After debuting with a solo album that showed great promise and staked a claim for him as a serious pop force outside of One Direction, Harry Styles changed things up on 2019's Fine Line. Despite working with some of the same people who helped him tap into classic pop and rock influences on his debut, this time around the range of genres Styles dips into has grown to include the kind of warm '70s-inspired funk of Childish Gambino's "Awaken, My Love!" on the lovely "Watermelon Sugar," the expansive baroque chamber folk of Bon Iver on the title track, happily rustic Americana ("Canyon Moon"), and up-tempo Mark Ronson-style retro soul ("Treat People With Kindness"). There's no epic centerpiece like "Sign of the Times," no rambling, strutting rock & roll, but there is a much smoother sound overall thanks to the buffed-to-a-gleaming-shine production.
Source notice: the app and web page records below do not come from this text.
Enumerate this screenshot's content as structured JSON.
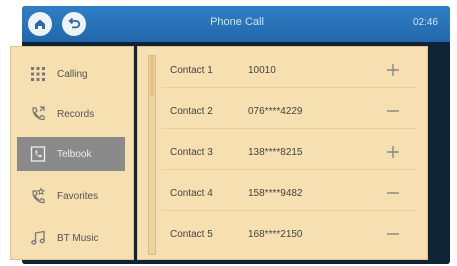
{
  "header": {
    "title": "Phone Call",
    "time": "02:46"
  },
  "sidebar": {
    "items": [
      {
        "label": "Calling",
        "icon": "keypad-icon",
        "active": false
      },
      {
        "label": "Records",
        "icon": "call-records-icon",
        "active": false
      },
      {
        "label": "Telbook",
        "icon": "phonebook-icon",
        "active": true
      },
      {
        "label": "Favorites",
        "icon": "favorites-icon",
        "active": false
      },
      {
        "label": "BT Music",
        "icon": "music-note-icon",
        "active": false
      }
    ]
  },
  "contacts": {
    "rows": [
      {
        "name": "Contact 1",
        "number": "10010",
        "action": "add"
      },
      {
        "name": "Contact 2",
        "number": "076****4229",
        "action": "remove"
      },
      {
        "name": "Contact 3",
        "number": "138****8215",
        "action": "add"
      },
      {
        "name": "Contact 4",
        "number": "158****9482",
        "action": "remove"
      },
      {
        "name": "Contact 5",
        "number": "168****2150",
        "action": "remove"
      }
    ]
  },
  "colors": {
    "topbar": "#2f7fc6",
    "panel": "#f6dfb0",
    "active_item": "#8a8a8a",
    "background": "#0d2536"
  }
}
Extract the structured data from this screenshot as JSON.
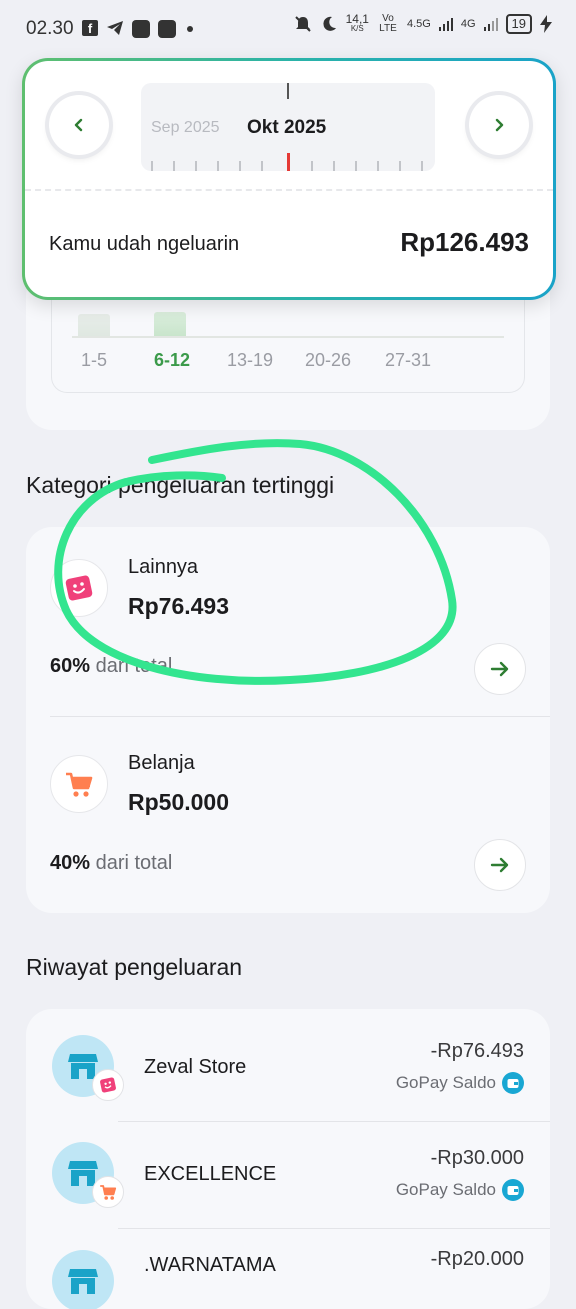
{
  "status_bar": {
    "time": "02.30",
    "speed": "14,1",
    "speed_unit": "K/S",
    "volte": "Vo LTE",
    "net1": "4.5G",
    "net2": "4G",
    "battery": "19"
  },
  "month_picker": {
    "prev_month": "Sep 2025",
    "current_month": "Okt 2025",
    "prev_icon": "chevron-left-icon",
    "next_icon": "chevron-right-icon"
  },
  "summary": {
    "label": "Kamu udah ngeluarin",
    "amount": "Rp126.493"
  },
  "weeks": [
    "1-5",
    "6-12",
    "13-19",
    "20-26",
    "27-31"
  ],
  "active_week_index": 1,
  "categories_section": {
    "title": "Kategori pengeluaran tertinggi",
    "items": [
      {
        "name": "Lainnya",
        "amount": "Rp76.493",
        "percent": "60%",
        "percent_suffix": "dari total",
        "icon": "smiley-tag-icon"
      },
      {
        "name": "Belanja",
        "amount": "Rp50.000",
        "percent": "40%",
        "percent_suffix": "dari total",
        "icon": "shopping-cart-icon"
      }
    ]
  },
  "history_section": {
    "title": "Riwayat pengeluaran",
    "items": [
      {
        "merchant": "Zeval Store",
        "amount": "-Rp76.493",
        "method": "GoPay Saldo",
        "badge_icon": "smiley-tag-icon"
      },
      {
        "merchant": "EXCELLENCE",
        "amount": "-Rp30.000",
        "method": "GoPay Saldo",
        "badge_icon": "shopping-cart-icon"
      },
      {
        "merchant": ".WARNATAMA",
        "amount": "-Rp20.000",
        "method": "",
        "badge_icon": ""
      }
    ]
  },
  "colors": {
    "accent_green": "#3b9a4a",
    "annotation_green": "#33e58f",
    "gopay_blue": "#19a7d3",
    "lainnya_pink": "#f0407a",
    "belanja_orange": "#ff7f50"
  }
}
Indeed, a large chunk of the album sounds like it was designed to fade into the background as it streams on repeat. Tracks like "Lights Up" and "Cherry" are inoffensive and sweet, only saved from the skip button by the always impressive vocals. Styles proves again that he's a first-rate singer, able to express melancholy or joy with the same charming ease and disarming power. It's too bad his producers didn't always give him a more interesting background. One of the songs that does stand out is "Sunflower, Vol. 6," a bubbling electro-pop trifle produced by Greg Kurstin featuring some nice electric sitar and clavinet work. It's one of the few tracks where Styles loosens up and has some fun, something that happened quite often on his debut. Apart from that song and a few others that really connect -- like the sleek and streamlined "Golden," "Watermelon Sugar," and the dramatic (also very Gambino-styled) late-night soul ballad "She" -- most of the album feels it's on cruise control, when a Harry Styles album should pop with fun and excitement. Maybe it's a matter of finding the styles and sounds that really work for him, then digging into them in order to come up with his own take on them. He certainly talks like he wants to make music that stands the test of time and really matters to people; if that's ever going to happen, he'll need to make records that go beyond pleasant and enjoyable. Despite the handful of songs that touch on his potential for greatness, Fine Line isn't quite there yet.
AllMusic Review by Tim Sendra